Creating an ethical and sustainable supply chain is as important as it is difficult. Today's sourcing relationships can span continents, with so many miles and partner companies between the beginning and end of the chain that visibility becomes murky and hard to maintain. Companies and government agencies have taken to using technological means to ensure the suppliers they work with are operating legally and ethically, at all levels of the supply chain.
One technological area that has potential in this regard consists of blockchain-based systems. While the most famous use of blockchain digital ledger systems is powering cryptocurrencies such as Bitcoin, the centralized and real-time nature of this data storage method gives it the ability to perform other tasks. Blockchain-based supply chain responsibility projects are drawing interest around the world.
Coca-Cola teams up with the State Department
Better supply chain visibility benefits many different parties, so it makes sense that a public-private sector alliance is working on such a concept. Reuters recently reported that Coca-Cola and the U.S. State Department are creating a worker registry that will span the globe and hopefully prevent companies from employing forced labor. The International Labor Organization explained that there are currently millions of people suffering in forced labor conditions - 25 million, as of its most recent count.
Reuters explained that research has shown many major food and beverage companies aren't doing enough to remove noncompliant suppliers from their networks. The Coca-Cola alliance with the State Department is designed as a concrete response to the problem. The end result will be a validated record of information on labor contracts that will make it difficult for companies to cover up wrongdoing. It has always been incumbent on companies to audit and manage their supply partners and ensure good labor practices. Instead of changing the nature of their duties, the blockchain-based project will make it easier to carry them out.

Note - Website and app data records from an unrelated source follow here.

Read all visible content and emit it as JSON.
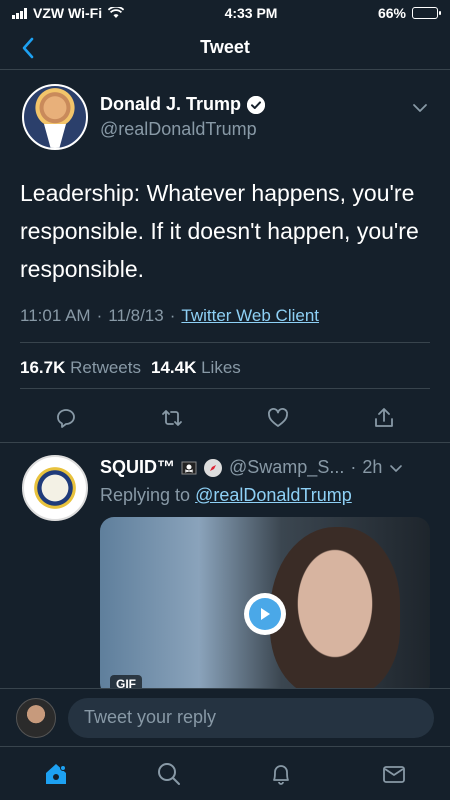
{
  "status_bar": {
    "carrier": "VZW Wi-Fi",
    "time": "4:33 PM",
    "battery": "66%",
    "battery_level": 0.66
  },
  "header": {
    "title": "Tweet"
  },
  "tweet": {
    "author_name": "Donald J. Trump",
    "author_handle": "@realDonaldTrump",
    "text": "Leadership: Whatever happens, you're responsible. If it doesn't happen, you're responsible.",
    "time": "11:01 AM",
    "date": "11/8/13",
    "source": "Twitter Web Client",
    "retweets_count": "16.7K",
    "retweets_label": "Retweets",
    "likes_count": "14.4K",
    "likes_label": "Likes"
  },
  "reply": {
    "author_name": "SQUID™",
    "author_handle": "@Swamp_S...",
    "age": "2h",
    "replying_label": "Replying to",
    "replying_handle": "@realDonaldTrump",
    "media_badge": "GIF"
  },
  "composer": {
    "placeholder": "Tweet your reply"
  },
  "colors": {
    "background": "#15202b",
    "accent": "#1da1f2",
    "muted": "#8899a6",
    "link": "#8ed0f5",
    "divider": "#38444d"
  },
  "icons": {
    "back": "chevron-left-icon",
    "verified": "verified-badge-icon",
    "menu": "chevron-down-icon",
    "reply": "comment-icon",
    "retweet": "retweet-icon",
    "like": "heart-icon",
    "share": "share-icon",
    "home": "home-icon",
    "search": "search-icon",
    "notifications": "bell-icon",
    "messages": "mail-icon"
  }
}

The attention around blockchain technology has been gathering for years now, and Coca-Cola representatives told Reuters the company has been considering using the systems as parts of multiple projects. The ledger created in the labor oversight program could affect a large sample of suppliers, considering the global reach of the beverage giant.

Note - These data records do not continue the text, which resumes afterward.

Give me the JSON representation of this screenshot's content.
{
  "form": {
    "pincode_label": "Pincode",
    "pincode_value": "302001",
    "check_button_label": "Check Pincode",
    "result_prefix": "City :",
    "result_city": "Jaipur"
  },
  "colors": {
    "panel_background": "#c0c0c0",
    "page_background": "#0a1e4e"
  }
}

Worker safety isn't the only supply chain integrity issue being targeted via blockchain-based projects. Sweetbridge CEO Scott Nelson wrote for Supply Chain Digital that his company is working on a transparency ledger designed to prevent counterfeit goods from entering the global marketplace and being sold as legitimate. In addition to protecting workers' jobs and companies' bottom lines, getting rid of false products could protect consumers - these items are presumably never tested for quality or safety.
The problem of counterfeit products is widespread, according to Nelson. He added that the International Chamber of Commerce has predicted counterfeits will take $4.2 trillion from companies by 2022. The proliferation of illegitimate items will put 5.4 million jobs at risk within verified supply chains. The superior visibility and tracking capacity of blockchain-powered ledgers could help eliminate thee frauds. This is another of the many potential blockchain roles emerging.